• What to do
Since pictures are not wanted, repeat only the text of the records, word for word.

START Available data

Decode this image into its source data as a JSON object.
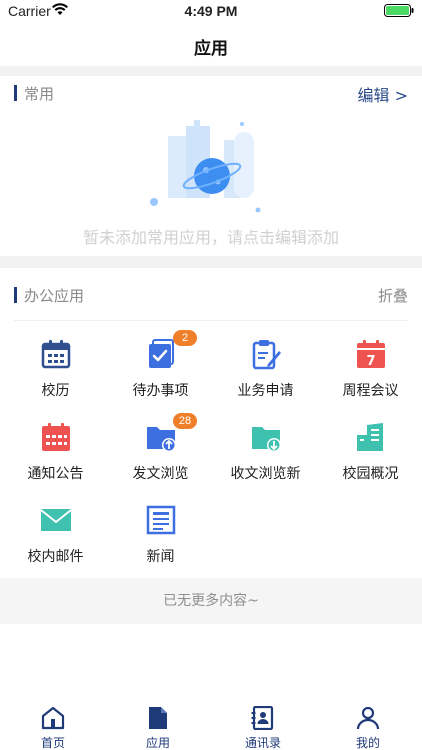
{
  "status_bar": {
    "carrier": "Carrier",
    "time": "4:49 PM"
  },
  "nav": {
    "title": "应用"
  },
  "common": {
    "title": "常用",
    "edit_label": "编辑 >",
    "empty_text": "暂未添加常用应用，请点击编辑添加"
  },
  "office": {
    "title": "办公应用",
    "collapse_label": "折叠",
    "apps": [
      {
        "label": "校历",
        "icon": "calendar-icon",
        "badge": ""
      },
      {
        "label": "待办事项",
        "icon": "todo-icon",
        "badge": "2"
      },
      {
        "label": "业务申请",
        "icon": "clipboard-edit-icon",
        "badge": ""
      },
      {
        "label": "周程会议",
        "icon": "calendar-7-icon",
        "badge": ""
      },
      {
        "label": "通知公告",
        "icon": "notice-calendar-icon",
        "badge": ""
      },
      {
        "label": "发文浏览",
        "icon": "folder-upload-icon",
        "badge": "28"
      },
      {
        "label": "收文浏览新",
        "icon": "folder-download-icon",
        "badge": ""
      },
      {
        "label": "校园概况",
        "icon": "building-icon",
        "badge": ""
      },
      {
        "label": "校内邮件",
        "icon": "mail-icon",
        "badge": ""
      },
      {
        "label": "新闻",
        "icon": "newspaper-icon",
        "badge": ""
      }
    ]
  },
  "footer": {
    "no_more": "已无更多内容~"
  },
  "tabs": [
    {
      "label": "首页",
      "icon": "home-icon"
    },
    {
      "label": "应用",
      "icon": "document-icon"
    },
    {
      "label": "通讯录",
      "icon": "contacts-icon"
    },
    {
      "label": "我的",
      "icon": "user-icon"
    }
  ],
  "colors": {
    "accent": "#1f3a78",
    "badge": "#f07f2a",
    "blue": "#3d6fe0",
    "red": "#ef5350",
    "teal": "#3fc1b0"
  }
}
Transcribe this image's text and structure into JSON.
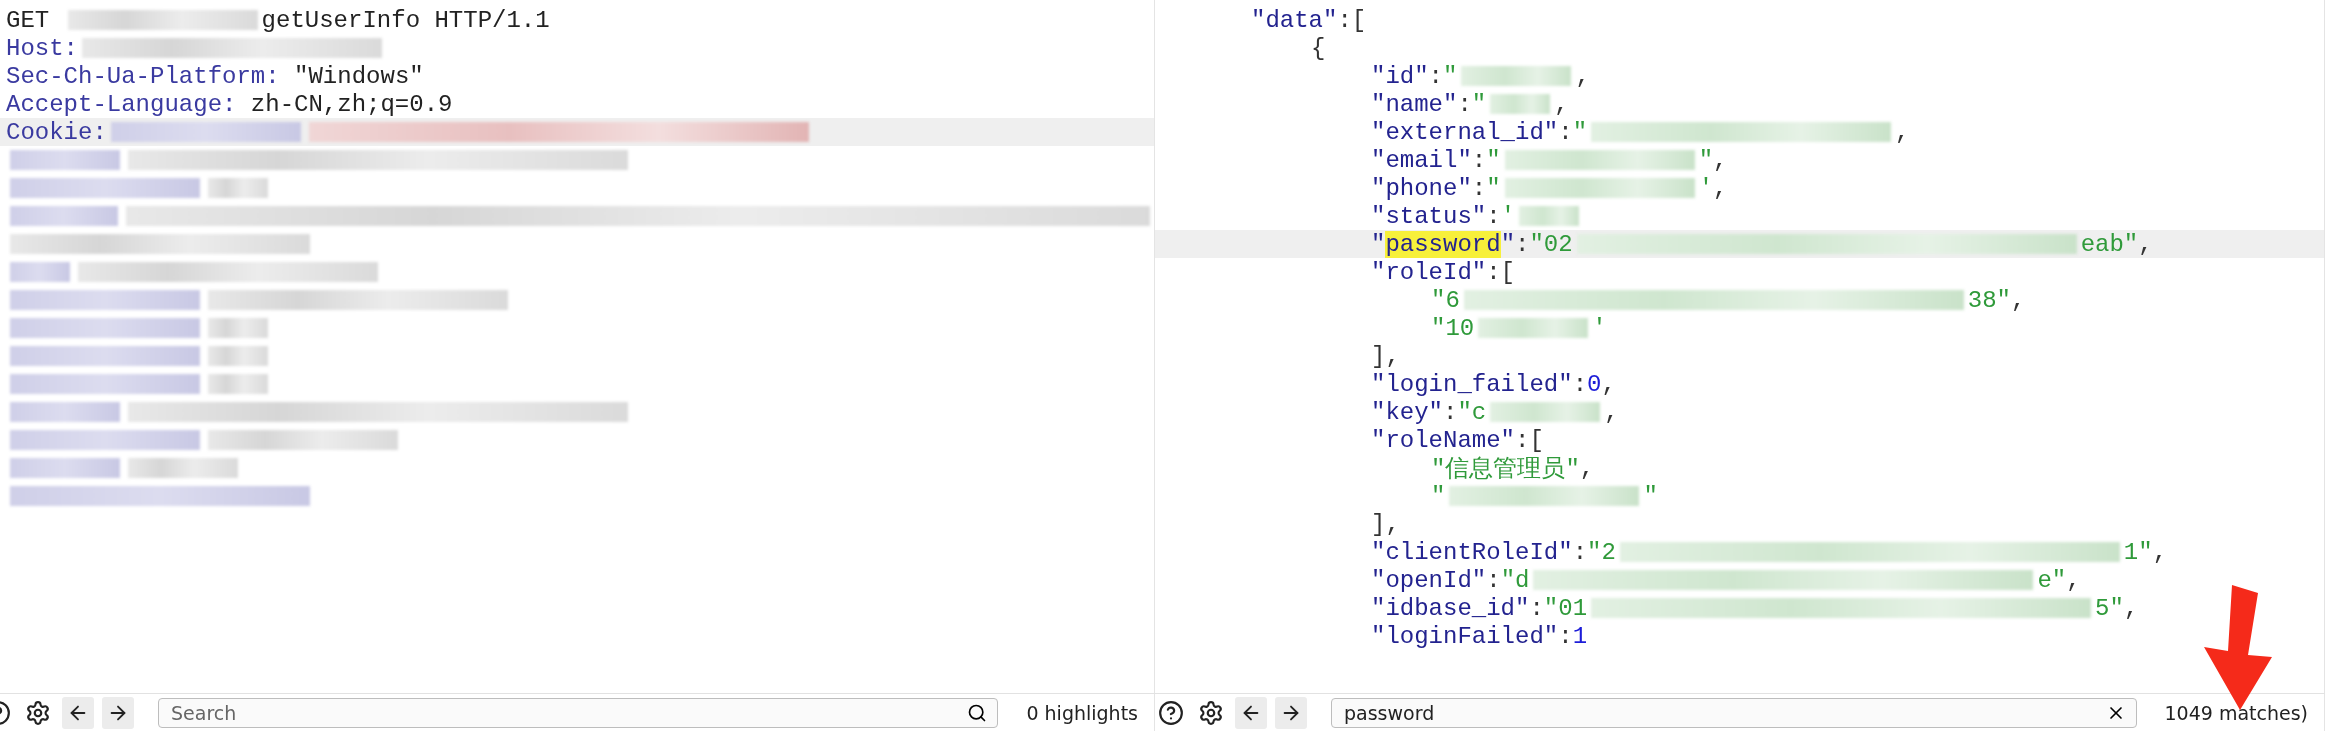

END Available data

• Solution to the problem
Decode this image into its source data as a JSON object.
{
  "status_bar": {
    "carrier": "Carrier",
    "time": "4:49 PM"
  },
  "nav": {
    "title": "应用"
  },
  "common": {
    "title": "常用",
    "edit_label": "编辑 >",
    "empty_text": "暂未添加常用应用，请点击编辑添加"
  },
  "office": {
    "title": "办公应用",
    "collapse_label": "折叠",
    "apps": [
      {
        "label": "校历",
        "icon": "calendar-icon",
        "badge": ""
      },
      {
        "label": "待办事项",
        "icon": "todo-icon",
        "badge": "2"
      },
      {
        "label": "业务申请",
        "icon": "clipboard-edit-icon",
        "badge": ""
      },
      {
        "label": "周程会议",
        "icon": "calendar-7-icon",
        "badge": ""
      },
      {
        "label": "通知公告",
        "icon": "notice-calendar-icon",
        "badge": ""
      },
      {
        "label": "发文浏览",
        "icon": "folder-upload-icon",
        "badge": "28"
      },
      {
        "label": "收文浏览新",
        "icon": "folder-download-icon",
        "badge": ""
      },
      {
        "label": "校园概况",
        "icon": "building-icon",
        "badge": ""
      },
      {
        "label": "校内邮件",
        "icon": "mail-icon",
        "badge": ""
      },
      {
        "label": "新闻",
        "icon": "newspaper-icon",
        "badge": ""
      }
    ]
  },
  "footer": {
    "no_more": "已无更多内容~"
  },
  "tabs": [
    {
      "label": "首页",
      "icon": "home-icon"
    },
    {
      "label": "应用",
      "icon": "document-icon"
    },
    {
      "label": "通讯录",
      "icon": "contacts-icon"
    },
    {
      "label": "我的",
      "icon": "user-icon"
    }
  ],
  "colors": {
    "accent": "#1f3a78",
    "badge": "#f07f2a",
    "blue": "#3d6fe0",
    "red": "#ef5350",
    "teal": "#3fc1b0"
  }
}
Transcribe this image's text and structure into JSON.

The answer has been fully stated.